(Collected data)
■ ■ ■ ■

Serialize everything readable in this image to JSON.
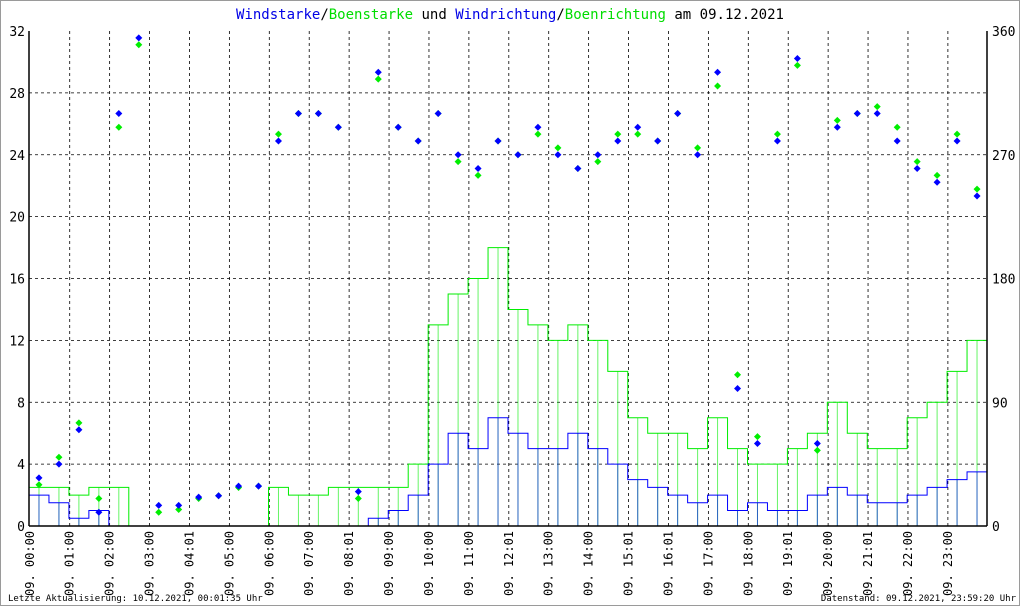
{
  "chart_data": {
    "type": "line",
    "title_parts": [
      {
        "text": "Windstarke",
        "color": "#0000e6"
      },
      {
        "text": "/",
        "color": "#000000"
      },
      {
        "text": "Boenstarke",
        "color": "#00dd00"
      },
      {
        "text": " und ",
        "color": "#000000"
      },
      {
        "text": "Windrichtung",
        "color": "#0000e6"
      },
      {
        "text": "/",
        "color": "#000000"
      },
      {
        "text": "Boenrichtung",
        "color": "#00dd00"
      },
      {
        "text": " am 09.12.2021",
        "color": "#000000"
      }
    ],
    "x_unit": "hour of day (half-hour resolution, approximate)",
    "xlim": [
      0,
      24
    ],
    "ylim_left": [
      0,
      32
    ],
    "yticks_left": [
      "0",
      "4",
      "8",
      "12",
      "16",
      "20",
      "24",
      "28",
      "32"
    ],
    "ylim_right": [
      0,
      360
    ],
    "yticks_right": [
      "0",
      "90",
      "180",
      "270",
      "360"
    ],
    "xtick_labels": [
      "09. 00:00",
      "09. 01:00",
      "09. 02:00",
      "09. 03:00",
      "09. 04:01",
      "09. 05:00",
      "09. 06:00",
      "09. 07:00",
      "09. 08:01",
      "09. 09:00",
      "09. 10:00",
      "09. 11:00",
      "09. 12:01",
      "09. 13:00",
      "09. 14:00",
      "09. 15:01",
      "09. 16:01",
      "09. 17:00",
      "09. 18:00",
      "09. 19:01",
      "09. 20:00",
      "09. 21:01",
      "09. 22:00",
      "09. 23:00"
    ],
    "grid": true,
    "series": [
      {
        "name": "Boenstarke",
        "axis": "left",
        "color": "#00ee00",
        "kind": "step",
        "values": [
          2.5,
          2.5,
          2,
          2.5,
          2.5,
          0,
          0,
          0,
          0,
          0,
          0,
          0,
          2.5,
          2,
          2,
          2.5,
          2.5,
          2.5,
          2.5,
          4,
          13,
          15,
          16,
          18,
          14,
          13,
          12,
          13,
          12,
          10,
          7,
          6,
          6,
          5,
          7,
          5,
          4,
          4,
          5,
          6,
          8,
          6,
          5,
          5,
          7,
          8,
          10,
          12
        ]
      },
      {
        "name": "Windstarke",
        "axis": "left",
        "color": "#0000ff",
        "kind": "step",
        "values": [
          2,
          1.5,
          0.5,
          1,
          0,
          0,
          0,
          0,
          0,
          0,
          0,
          0,
          0,
          0,
          0,
          0,
          0,
          0.5,
          1,
          2,
          4,
          6,
          5,
          7,
          6,
          5,
          5,
          6,
          5,
          4,
          3,
          2.5,
          2,
          1.5,
          2,
          1,
          1.5,
          1,
          1,
          2,
          2.5,
          2,
          1.5,
          1.5,
          2,
          2.5,
          3,
          3.5
        ]
      },
      {
        "name": "Boenrichtung",
        "axis": "right",
        "color": "#00ee00",
        "kind": "scatter",
        "values": [
          30,
          50,
          75,
          20,
          290,
          350,
          10,
          12,
          20,
          22,
          28,
          29,
          285,
          300,
          300,
          290,
          20,
          325,
          290,
          280,
          300,
          265,
          255,
          280,
          270,
          285,
          275,
          260,
          265,
          285,
          285,
          280,
          300,
          275,
          320,
          110,
          65,
          285,
          335,
          55,
          295,
          300,
          305,
          290,
          265,
          255,
          285,
          245
        ]
      },
      {
        "name": "Windrichtung",
        "axis": "right",
        "color": "#0000ff",
        "kind": "scatter",
        "values": [
          35,
          45,
          70,
          10,
          300,
          355,
          15,
          15,
          21,
          22,
          29,
          29,
          280,
          300,
          300,
          290,
          25,
          330,
          290,
          280,
          300,
          270,
          260,
          280,
          270,
          290,
          270,
          260,
          270,
          280,
          290,
          280,
          300,
          270,
          330,
          100,
          60,
          280,
          340,
          60,
          290,
          300,
          300,
          280,
          260,
          250,
          280,
          240
        ]
      }
    ]
  },
  "footer": {
    "left": "Letzte Aktualisierung: 10.12.2021, 00:01:35 Uhr",
    "right": "Datenstand: 09.12.2021, 23:59:20 Uhr"
  }
}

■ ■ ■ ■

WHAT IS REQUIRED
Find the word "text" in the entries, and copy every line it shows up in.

EXERCISE RESULT
        "text": "Windstarke",
        "text": "/",
        "text": "Boenstarke",
        "text": " und ",
        "text": "Windrichtung",
        "text": "/",
        "text": "Boenrichtung",
        "text": " am 09.12.2021",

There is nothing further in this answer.